If you happened to sleep through all of the World Cup action on December 6, then the name Goncalo Ramos might not need much to you. If you did watch Portugal’s match against Switzerland, though, you’ll know exactly why the soccer world is buzzing about the young striker.
Ramos, who plays his club football for Benfica, started ahead of Cristiano Ronaldo. Not only did he put in an all-around performance, but he scored a hat trick as Portugal cruised to victory. As you might expect, that has supporters around the world dreaming of their favorite club signing the youngster.
And, as much as I hate to rain on everyone’s collective parade, there is one glaring issue: Goncalo Ramos’ release clause.
Goncalo Ramos burst onto the global soccer scene with a World Cup hat trick
As anyone who’s ever sat through a drab 0-0 draw can confirm, scoring a single goal can be challenging. Recording three in a single game, let alone a World Cup knockout match, is a feat worth appreciating. And, after his hat trick against Switzerland, the soccer world is giving Goncalo Ramos a standing ovation.
The Benfica man started in place of Cristiano Ronaldo — manager Fernando Santos insisted it was a tactical choice, not a disciplinary one — and Ramos made the most of his opportunity. He played a complete game, running off the ball, providing pressing triggers, and just looking like a modern striker. Oh yeah, and he also scored three goals in three different ways. One was a powerful finish after receiving a pass in the box, the second came from a near-post run, and the third featured the forward getting involved in transition before latching onto a through ball.

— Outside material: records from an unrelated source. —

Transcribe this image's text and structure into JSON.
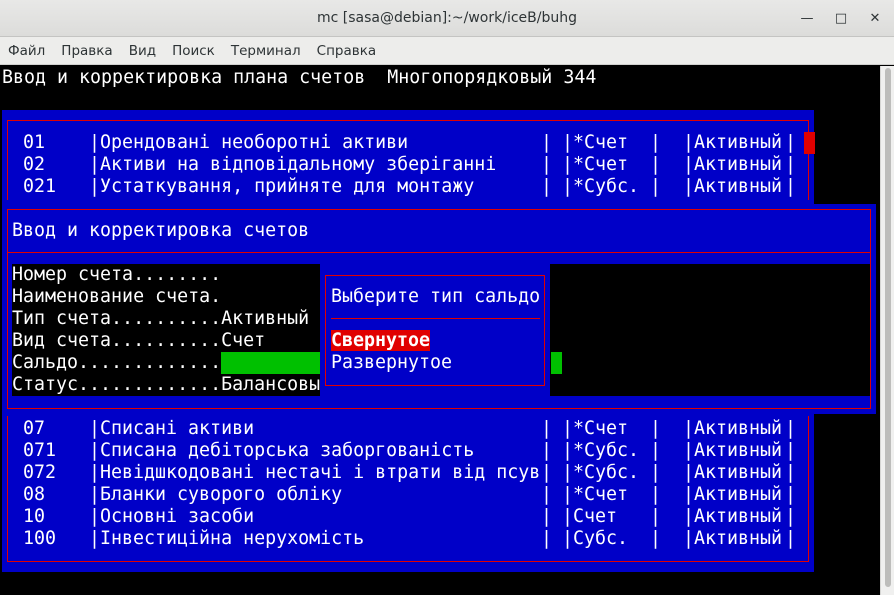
{
  "window": {
    "title": "mc [sasa@debian]:~/work/iceB/buhg",
    "minimize": "—",
    "maximize": "□",
    "close": "✕"
  },
  "menu": [
    "Файл",
    "Правка",
    "Вид",
    "Поиск",
    "Терминал",
    "Справка"
  ],
  "header": "Ввод и корректировка плана счетов  Многопорядковый 344",
  "top_rows": [
    {
      "code": "01",
      "name": "Орендовані необоротні активи",
      "kind": "*Счет",
      "type": "Активный"
    },
    {
      "code": "02",
      "name": "Активи на відповідальному зберіганні",
      "kind": "*Счет",
      "type": "Активный"
    },
    {
      "code": "021",
      "name": "Устаткування, прийняте для монтажу",
      "kind": "*Субс.",
      "type": "Активный"
    }
  ],
  "bottom_rows": [
    {
      "code": "07",
      "name": "Списані активи",
      "kind": "*Счет",
      "type": "Активный"
    },
    {
      "code": "071",
      "name": "Списана дебіторська заборгованість",
      "kind": "*Субс.",
      "type": "Активный"
    },
    {
      "code": "072",
      "name": "Невідшкодовані нестачі і втрати від псув",
      "kind": "*Субс.",
      "type": "Активный"
    },
    {
      "code": "08",
      "name": "Бланки суворого обліку",
      "kind": "*Счет",
      "type": "Активный"
    },
    {
      "code": "10",
      "name": "Основні засоби",
      "kind": "Счет",
      "type": "Активный"
    },
    {
      "code": "100",
      "name": "Інвестиційна нерухомість",
      "kind": "Субс.",
      "type": "Активный"
    }
  ],
  "edit_dialog": {
    "title": "Ввод и корректировка счетов",
    "fields": [
      {
        "label": "Номер счета........",
        "value": ""
      },
      {
        "label": "Наименование счета.",
        "value": ""
      },
      {
        "label": "Тип счета..........",
        "value": "Активный"
      },
      {
        "label": "Вид счета..........",
        "value": "Счет"
      },
      {
        "label": "Сальдо.............",
        "value": ""
      },
      {
        "label": "Статус.............",
        "value": "Балансовы"
      }
    ]
  },
  "saldo_menu": {
    "title": "Выберите тип сальдо",
    "options": [
      "Свернутое",
      "Развернутое"
    ],
    "selected": "Свернутое"
  }
}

That all-around performance has grabbed the headlines and gotten fans dreaming about a big transfer. Could Ramos be this year’s James Rodriguez and turn the World Cup into a move to a soccer superpower?
Goncalo Ramos’ contract means that Benfica aren’t under pressure to sell
One of the factors in a potential transfer is how much the original club needs to sell. If there’s financial pressure or a player is in the last year of their contract, the brass might bite the bullet to get some extra cash into the coffers.
Benfica, however, won’t be in that position.
From a contractual perspective, Goncalo Ramos is tied down until 2025 (h/t The Athletic). That means Benfica won’t be feeling the pressure to sell him at one specific time. If they don’t receive a reasonable offer in January, for example, they can wait until the summer. Should the bids still be unacceptable, the can could keep bouncing further and further down the road.
And at a club level, it’s also worth noting that Benfica are in the Champions League Round of 16 and have a comfortable tie against Club Brugge. While their finances haven’t been ideal over the past two years — you can check out an in-depth Swiss Ramble thread if you’re curious about the nuts and bolts — pushing deeper into European competition and sitting atop Portugal’s Liga Nos will provide a bit more financial cushion.
How old is Goncalo Ramos?
Soccer, perhaps more than any other sport, prioritizes youth. Goncalo Ramos and Benfica have that on their side.
The striker is 21 years old, which puts him in a sweet spot. While there’s still room for him to grow, he hasn’t just burst onto the scene. There will be enough data on him so that clubs around Europe will feel like they can make a legitimate offer rather than simply taking a shot in the dark.
Ramos’ age also provides some insurance for the buying club. Should the forward fail to settle into a hypothetical move, he’ll still retain some resale value. Losing a bit of money will sting, but recouping 50% of your outlay is certainly better than buying a 30-year-old and either buying him out or keeping him on the bench because he’s unsellable.
That age-based reality, however, can be good or bad, depending on your perspective. While buying teams will feel more comfortable purchasing Goncalo Ramos, Benfica will also know that reality and can leverage those advantages into a higher price.
Goncalo Ramos release clause: Benfica hold all the cards here
Thus far, we’ve laid out some reasons why buying Goncalo Ramos could be a costly endeavor. Now, we’re reaching the real elephant in the room.
For those who are unfamiliar with soccer, some players have release clauses written into their contracts. A release clause is a sum that, if paid, will release the player in question from their current contract, allowing to join the club that paid it. They’re often incredibly high — think a “stupid money” price — and Ramos’ is no exception.
So, how large is Goncalo Ramos’ release clause? According to The Athletic, roughly $125 million.
And while it’s unlikely that any club is going to pay that sum, it means that Benfica do hold the ultimate trump card. Since there’s an established price already set, the Portuguese club can’t really be bullied at this point in time. They can simply point to the release clause, and should someone offer a sizable sum, maybe they’ll accept the bid. If it’s not satisfactory, they can try again next transfer window.
Given his obvious potential and the fact that Benfica, with all due respect, is a selling club, it’s safe to assume that Goncalo Ramos will be making a big-time move sooner rather than later. As things currently stand, though, that transfer will 1) be pretty price and 2) probably won’t happen immediately.